Staff at a Kenilworth hotel were right to be suspicious of the activities of a guest who turned out to be using his room as a base for his drug-dealing activities.
And when the police, tipped off by staff at the Cottage Inn, arrested Benji Davis they found he even had the equipment to make his own ecstasy tablets.
But despite the overwhelming evidence, including more than £2,000 worth of ecstasy and cocaine, he denied possessing the class A drugs with intent to supply them.
It was only on the day of his trial at Warwick Crown Court that he changed his pleas to guilty and also admitted possessing a quantity of cannabis.
Davis, 30, of Almond Tree Avenue, Bell Green, Coventry, was jailed for four-and-a-half years.
Prosecutor Michael Williams said that in May last year Davis booked into the Cottage Inn in Stoneleigh Road, Kenilworth, for five days, paying in cash for the room.
But a few days later staff became concerned about what he was up to after seeing him changing the number plate on a silver Mercedes on the car park.
He was not there when officers arrived, but they were let into his room where they found 14 grams of MDMA (ecstasy) and some paracetamol powder which is often used as a ‘cutting agent.’
Shortly afterwards Davis arrived in a blue Mercedes and was arrested – and on the way to the police station he remarked: “It’s the only way I can make money. Please, I don’t want to go to prison.”
In the footwell of the blue Mercedes, officers found an ounce (28 grams) of MDMA and a number of deals of cocaine, while in the silver car were a quantity of zip-seal bags and a set of number plates.
Davis was searched at the police station and was found to have £2,160 in cash on him and a phone on which the police found around 1500 messages relating to the supply of drugs.
Mr Williams said the ecstasy found in the car and in the room would have been worth around £1,500 in street deals, while the cocaine was worth around £500.
The officers had also found a small pill-pressing kit to enable Davis to make his own ecstasy tablets, bulking out the MDMA with paracetamol powder.
Davis also had 25 bags of skunk cannabis worth £950 which he pleaded guilty to possessing, but not with intent to supply.
When he was interviewed he said he was a regular user of cannabis, but claimed he was unaware of the drugs in the Mercedes, and that his comment about making money had related to buying and selling cars.
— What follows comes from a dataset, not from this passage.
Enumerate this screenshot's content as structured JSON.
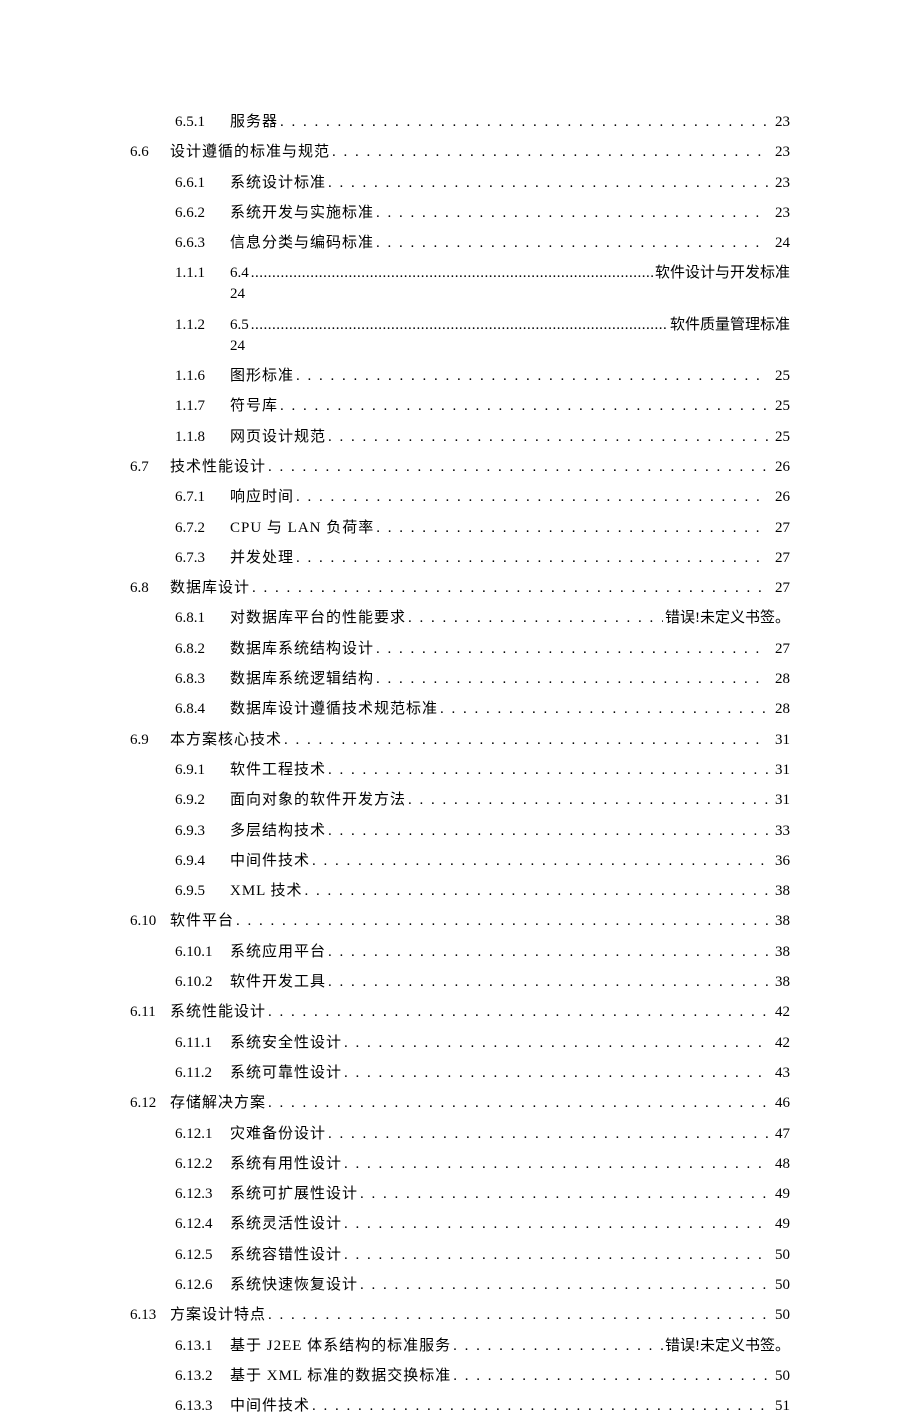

Mr Williams added that Davis had previous convictions for offences including shoplifting, and a caution for possessing cannabis with intent to supply it.
Gareth James, defending, said the swapping of the number plates which had first aroused suspicion was actually because a personalised number which had been on the silver Mercedes was being transferred to another vehicle.
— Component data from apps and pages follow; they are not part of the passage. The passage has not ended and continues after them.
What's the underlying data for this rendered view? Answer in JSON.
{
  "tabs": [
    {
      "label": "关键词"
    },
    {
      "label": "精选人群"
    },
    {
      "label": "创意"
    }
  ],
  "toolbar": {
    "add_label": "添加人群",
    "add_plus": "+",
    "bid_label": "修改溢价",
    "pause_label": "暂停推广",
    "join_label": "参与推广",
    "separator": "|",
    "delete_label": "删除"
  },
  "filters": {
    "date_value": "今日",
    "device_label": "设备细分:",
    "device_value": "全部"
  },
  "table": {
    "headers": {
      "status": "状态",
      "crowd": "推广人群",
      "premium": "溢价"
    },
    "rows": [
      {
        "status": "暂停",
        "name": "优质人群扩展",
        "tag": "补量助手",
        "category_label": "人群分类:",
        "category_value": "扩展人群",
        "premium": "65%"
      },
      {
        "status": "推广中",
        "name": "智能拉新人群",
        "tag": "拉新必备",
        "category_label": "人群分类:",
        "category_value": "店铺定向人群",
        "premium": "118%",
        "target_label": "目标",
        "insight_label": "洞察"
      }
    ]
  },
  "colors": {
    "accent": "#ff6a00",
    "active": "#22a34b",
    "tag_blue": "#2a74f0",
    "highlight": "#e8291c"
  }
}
Of the drug-dealing, he said: “He says he wasn’t making money. He says he was pressured into becoming involved in the sale of drugs because of his debts over his use of cannabis.
“For some time he’s suffered from seizures, and he finds the use of cannabis helps to avoid them. He became indebted to the drug dealer who put pressure on him.
“He’s not the mastermind behind this, but is a player within it. He knows a custodial sentence is inevitable.”
Jailing Davis, Judge Anthony Potter told him: “Drugs are a menace. You should know that yourself, having been a frequent user of cannabis over the years and a man who has suffered from mental health problems.
“The police found not only a quantity of ecstasy in your room, but also paracetamol, indicating you were involved in diluting the MDMA for onward sale.
“In the car they found more MDMA and a pill press you would have used to make drugs for sale - and you made a very telling comment when you said it was the only way to make money.”